WHAT THE EXERCISE ASKS >> In the records, each line holding "necessary" must be reported.

##########

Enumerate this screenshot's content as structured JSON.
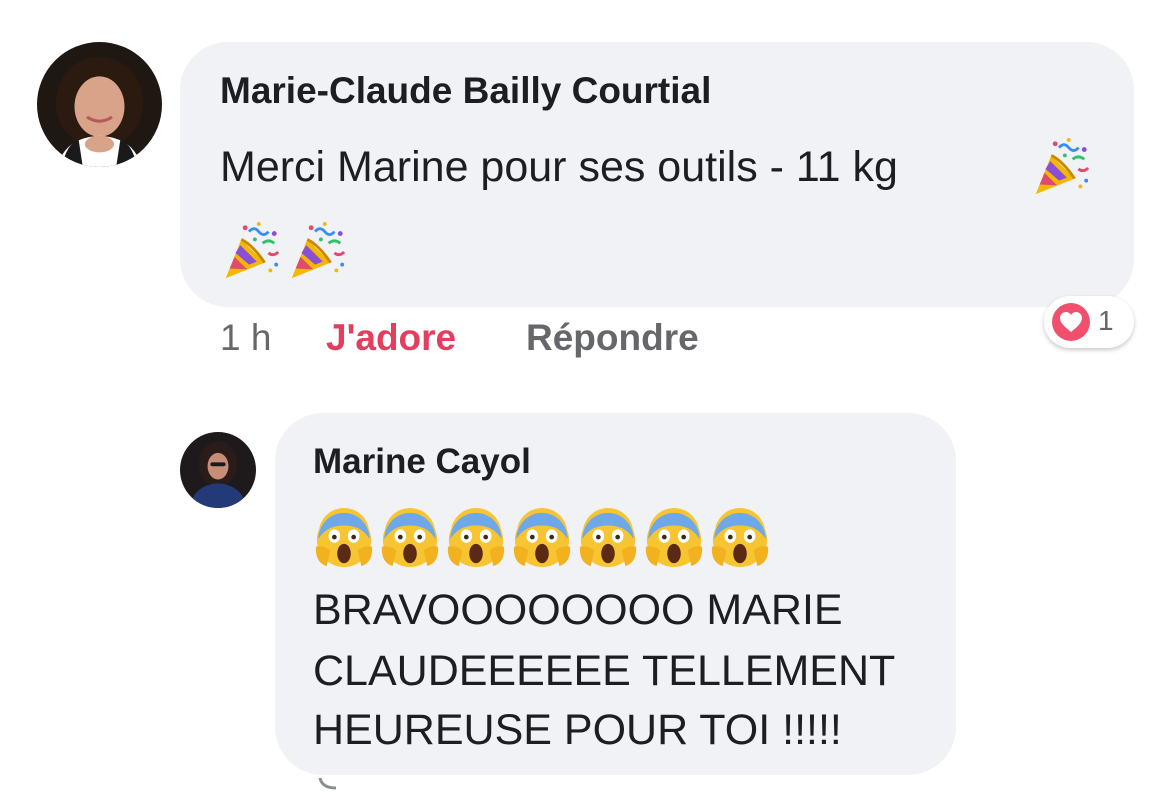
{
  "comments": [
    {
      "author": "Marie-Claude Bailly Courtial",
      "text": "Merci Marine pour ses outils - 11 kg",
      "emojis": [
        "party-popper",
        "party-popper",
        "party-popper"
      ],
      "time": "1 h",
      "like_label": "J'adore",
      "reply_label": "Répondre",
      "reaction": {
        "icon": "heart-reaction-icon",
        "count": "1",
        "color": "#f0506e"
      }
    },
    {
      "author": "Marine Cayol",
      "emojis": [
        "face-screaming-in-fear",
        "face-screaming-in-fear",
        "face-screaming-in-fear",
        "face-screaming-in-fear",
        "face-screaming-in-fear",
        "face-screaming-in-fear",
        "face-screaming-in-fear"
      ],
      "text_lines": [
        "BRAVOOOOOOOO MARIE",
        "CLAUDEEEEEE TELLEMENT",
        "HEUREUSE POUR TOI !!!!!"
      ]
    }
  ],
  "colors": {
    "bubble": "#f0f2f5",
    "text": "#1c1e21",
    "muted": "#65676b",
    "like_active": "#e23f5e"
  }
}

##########

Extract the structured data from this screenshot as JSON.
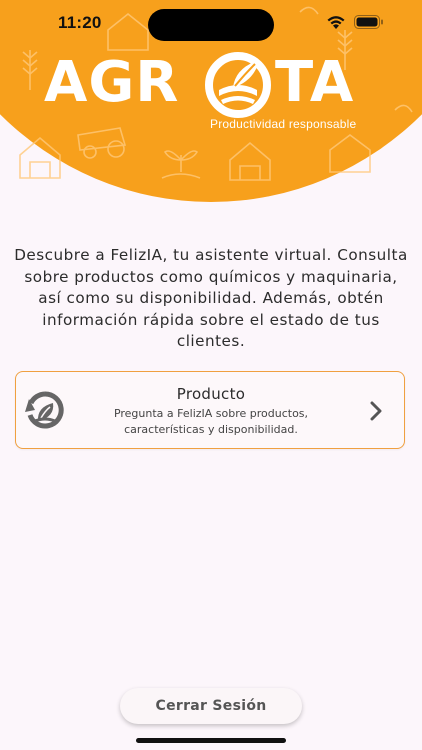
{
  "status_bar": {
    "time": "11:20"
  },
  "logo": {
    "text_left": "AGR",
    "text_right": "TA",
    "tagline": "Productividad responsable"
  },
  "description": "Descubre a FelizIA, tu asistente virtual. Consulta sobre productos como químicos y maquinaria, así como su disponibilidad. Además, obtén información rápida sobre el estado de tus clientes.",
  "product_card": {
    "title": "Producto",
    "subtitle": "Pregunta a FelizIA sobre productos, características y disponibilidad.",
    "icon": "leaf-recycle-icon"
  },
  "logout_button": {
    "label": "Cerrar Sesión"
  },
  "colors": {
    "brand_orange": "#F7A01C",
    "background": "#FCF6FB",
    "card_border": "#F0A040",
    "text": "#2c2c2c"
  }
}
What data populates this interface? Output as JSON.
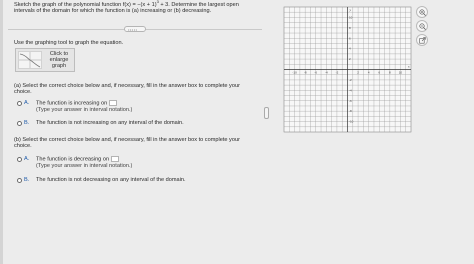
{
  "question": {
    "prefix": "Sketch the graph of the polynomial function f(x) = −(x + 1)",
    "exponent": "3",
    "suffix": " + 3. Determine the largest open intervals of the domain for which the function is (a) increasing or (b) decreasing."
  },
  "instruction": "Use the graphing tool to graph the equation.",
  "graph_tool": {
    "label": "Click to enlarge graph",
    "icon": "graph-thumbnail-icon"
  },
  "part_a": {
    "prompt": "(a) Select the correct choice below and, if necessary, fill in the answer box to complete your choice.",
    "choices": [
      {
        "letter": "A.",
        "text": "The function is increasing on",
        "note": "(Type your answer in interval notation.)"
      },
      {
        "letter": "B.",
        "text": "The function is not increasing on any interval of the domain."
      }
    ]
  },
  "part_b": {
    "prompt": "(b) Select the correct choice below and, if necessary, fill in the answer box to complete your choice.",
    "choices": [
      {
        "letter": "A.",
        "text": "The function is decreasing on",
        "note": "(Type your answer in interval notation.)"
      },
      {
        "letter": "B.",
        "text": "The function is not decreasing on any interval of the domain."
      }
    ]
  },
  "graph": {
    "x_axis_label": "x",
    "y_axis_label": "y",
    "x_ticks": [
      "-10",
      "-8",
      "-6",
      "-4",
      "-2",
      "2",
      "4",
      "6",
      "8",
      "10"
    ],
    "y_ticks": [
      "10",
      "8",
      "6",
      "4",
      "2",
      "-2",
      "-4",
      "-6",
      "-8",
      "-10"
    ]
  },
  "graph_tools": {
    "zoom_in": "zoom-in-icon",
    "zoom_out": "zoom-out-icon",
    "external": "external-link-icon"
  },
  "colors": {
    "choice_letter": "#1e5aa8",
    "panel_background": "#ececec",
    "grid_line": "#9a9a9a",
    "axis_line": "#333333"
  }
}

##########

ANSWER >>
    "prompt": "(a) Select the correct choice below and, if necessary, fill in the answer box to complete your choice.",
    "prompt": "(b) Select the correct choice below and, if necessary, fill in the answer box to complete your choice.",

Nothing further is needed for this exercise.